In a joint application to an award review by Fair Work Australia, the banks argue the changes would promote “flexible and efficient modern work practices in a way that has proper regard to the considerations of productivity and employment costs”.
The application made by ANZ, Commonwealth Bank, Westpac and GE Capital Finance says: “The banks are, in substance, in no different position to many retailers or other retail providers such as telecommunications service providers and contract call centre operators, each of which has access to a modern award facility permitting ordinary hours to be worked on Saturdays and Sundays.
The banks claim that the Finance Sector Union’s (FSU’s) proposals to consolidate existing award provisions would “do nothing more than reflect historical and, in many respects, out-dated employment practices” and should be rejected.
All four financial institutions involved in the application already open some branches on Saturdays and Sundays.
Stephen Ries, spokesperson for ANZ, told SmartCompany the bank is happy to support the application but it does not impact ANZ as the bank already has the flexibility for Sunday work as part of its enterprise agreement with its employees.
“We don’t agree that this application will have any impact on penalty rates and there has been no application made to change penalty rates in the award,” says Ries.
The FSU has come out fighting against the banks’ “profit grab”.
“I think it is outrageous as this is an attack on the lowest paid workers in industry from an industry that is highly profitable and very productive,” says the FSU’s state secretary Geoff Derrick.
“This is a lazy attempt to force people to give up their weekends and reduce their living standards.
“There is no promise of reducing fees and charges to customers, this is about propping up the bottom line by the most profitable banks in the world.”
Derrick claims there is no demonstrable public demand for increased bank trading as people are able to use internet and phone banking.
“There is no evidence that it needs to happen.
“There is no profit crisis here, there is a very productive workforce and ample access to services to the community.
“There is no reason to do this except for senior executives wanting to prop up their profits and bonuses at the expense of the lowest paid workers.

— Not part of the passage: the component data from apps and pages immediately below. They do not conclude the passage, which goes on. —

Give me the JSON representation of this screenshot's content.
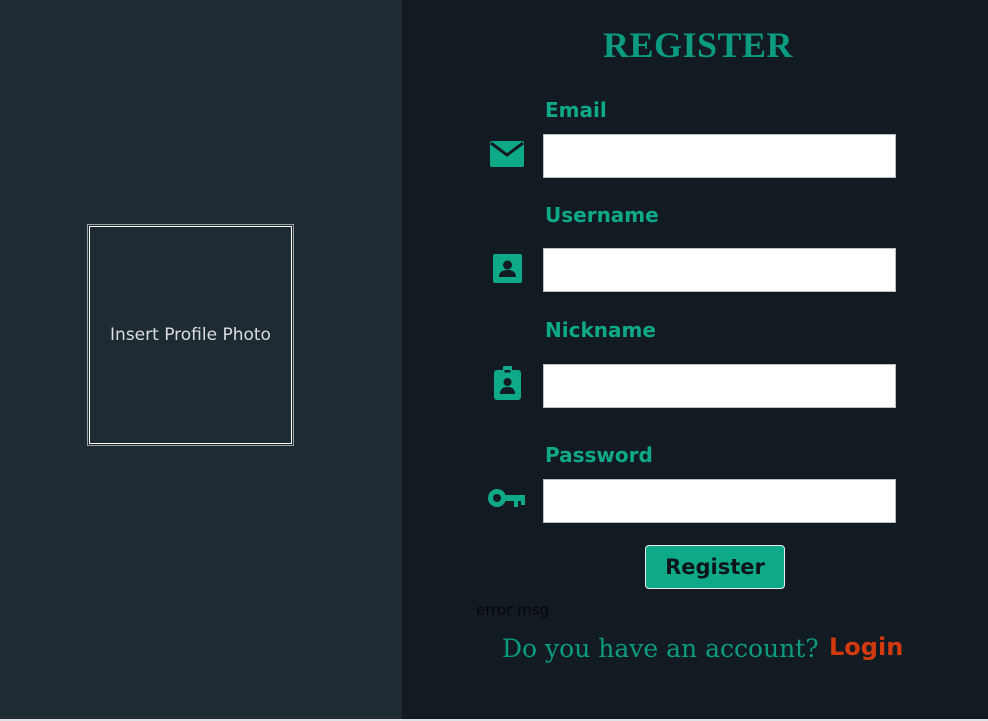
{
  "title": "REGISTER",
  "photo": {
    "label": "Insert Profile Photo"
  },
  "fields": {
    "email": {
      "label": "Email",
      "value": "",
      "icon": "envelope-icon"
    },
    "username": {
      "label": "Username",
      "value": "",
      "icon": "contact-card-icon"
    },
    "nickname": {
      "label": "Nickname",
      "value": "",
      "icon": "id-badge-icon"
    },
    "password": {
      "label": "Password",
      "value": "",
      "icon": "key-icon"
    }
  },
  "register_button": {
    "label": "Register"
  },
  "error": {
    "text": "error msg"
  },
  "footer": {
    "question": "Do you have an account?",
    "login_label": "Login"
  },
  "colors": {
    "accent": "#0ea988",
    "left_panel_bg": "#1f2b33",
    "right_panel_bg": "#131b22",
    "login_link": "#d23a0e"
  }
}
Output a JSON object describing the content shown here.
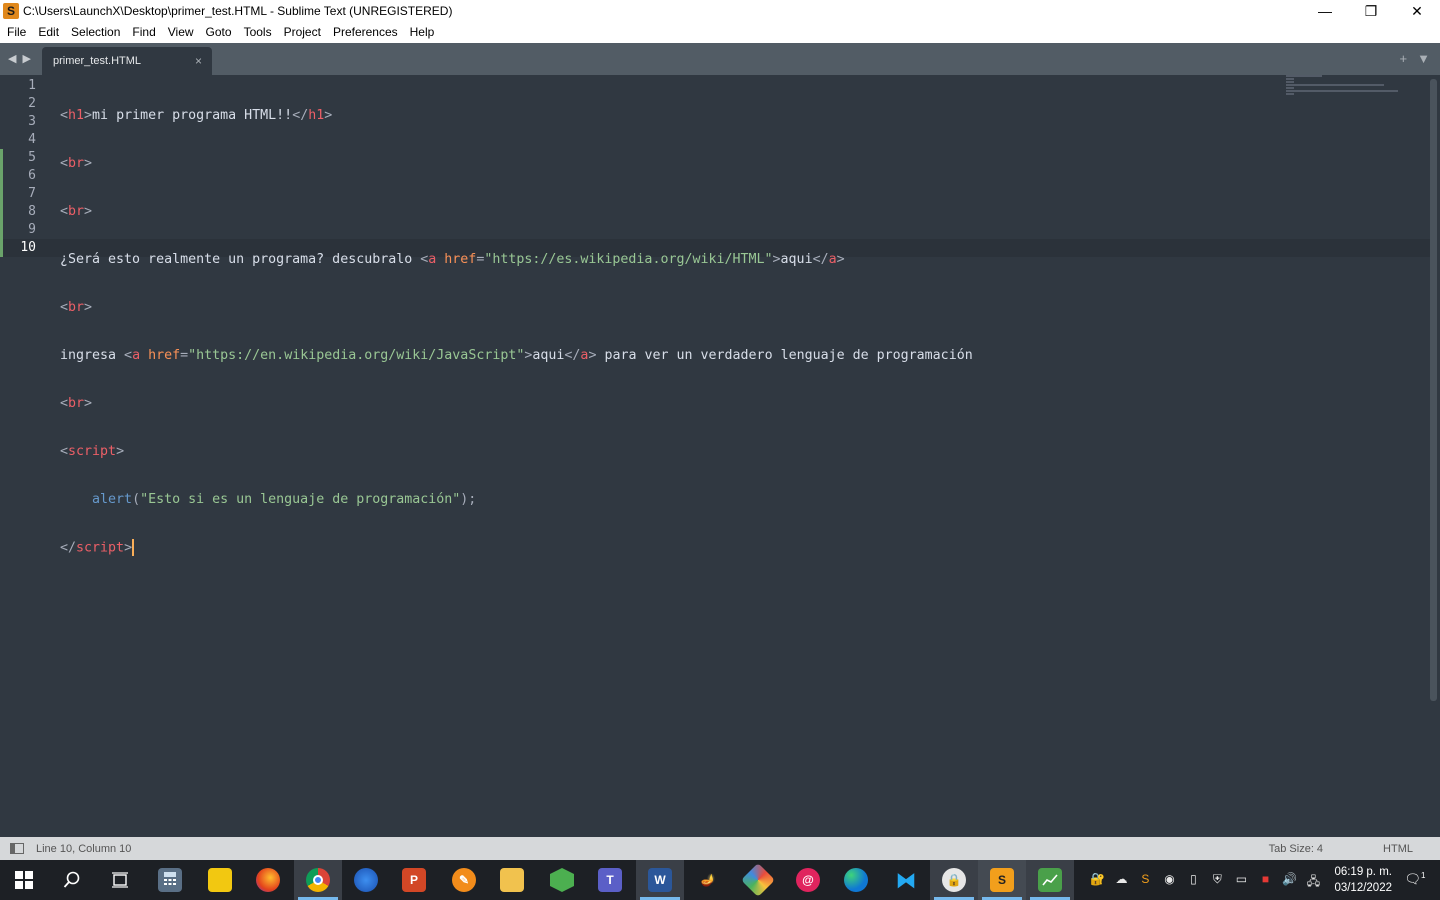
{
  "window": {
    "title": "C:\\Users\\LaunchX\\Desktop\\primer_test.HTML - Sublime Text (UNREGISTERED)",
    "app_icon_glyph": "S",
    "controls": {
      "minimize": "—",
      "restore": "❐",
      "close": "✕"
    }
  },
  "menu": [
    "File",
    "Edit",
    "Selection",
    "Find",
    "View",
    "Goto",
    "Tools",
    "Project",
    "Preferences",
    "Help"
  ],
  "tabbar": {
    "back_glyph": "◀",
    "forward_glyph": "▶",
    "tab": {
      "label": "primer_test.HTML",
      "close_glyph": "×"
    },
    "new_tab_glyph": "+",
    "tab_list_glyph": "▼"
  },
  "editor": {
    "line_numbers": [
      "1",
      "2",
      "3",
      "4",
      "5",
      "6",
      "7",
      "8",
      "9",
      "10"
    ],
    "current_line": 10,
    "lines": {
      "l1": {
        "p1": "<",
        "tag": "h1",
        "p2": ">",
        "text": "mi primer programa HTML!!",
        "p3": "</",
        "tag2": "h1",
        "p4": ">"
      },
      "l2": {
        "p1": "<",
        "tag": "br",
        "p2": ">"
      },
      "l3": {
        "p1": "<",
        "tag": "br",
        "p2": ">"
      },
      "l4": {
        "text": "¿Será esto realmente un programa? descubralo ",
        "p1": "<",
        "tag": "a",
        "attr": " href",
        "eq": "=",
        "str": "\"https://es.wikipedia.org/wiki/HTML\"",
        "p2": ">",
        "text2": "aqui",
        "p3": "</",
        "tag2": "a",
        "p4": ">"
      },
      "l5": {
        "p1": "<",
        "tag": "br",
        "p2": ">"
      },
      "l6": {
        "text": "ingresa ",
        "p1": "<",
        "tag": "a",
        "attr": " href",
        "eq": "=",
        "str": "\"https://en.wikipedia.org/wiki/JavaScript\"",
        "p2": ">",
        "text2": "aqui",
        "p3": "</",
        "tag2": "a",
        "p4": ">",
        "text3": " para ver un verdadero lenguaje de programación"
      },
      "l7": {
        "p1": "<",
        "tag": "br",
        "p2": ">"
      },
      "l8": {
        "p1": "<",
        "tag": "script",
        "p2": ">"
      },
      "l9": {
        "indent": "    ",
        "func": "alert",
        "p1": "(",
        "str": "\"Esto si es un lenguaje de programación\"",
        "p2": ");"
      },
      "l10": {
        "p1": "</",
        "tag": "script",
        "p2": ">"
      }
    }
  },
  "statusbar": {
    "position": "Line 10, Column 10",
    "tab_size": "Tab Size: 4",
    "syntax": "HTML"
  },
  "taskbar": {
    "clock_time": "06:19 p. m.",
    "clock_date": "03/12/2022",
    "notification_count": "1"
  }
}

“At the moment the system works by penalty rates making volunteering for the weekend attractive. If you remove the penalty rates you remove the volunteers, which will impact on family life.
“A Tuesday is not the same as a Saturday or Sunday.”
The application follows calls by the retail and hospitality sectors for a review of penalty rates.
The Australian Retailers Association and the National Retailers Association are asking for penalty loadings to be halved while the Restaurant and Caterers Association has argued that penalty rates are an anachronism.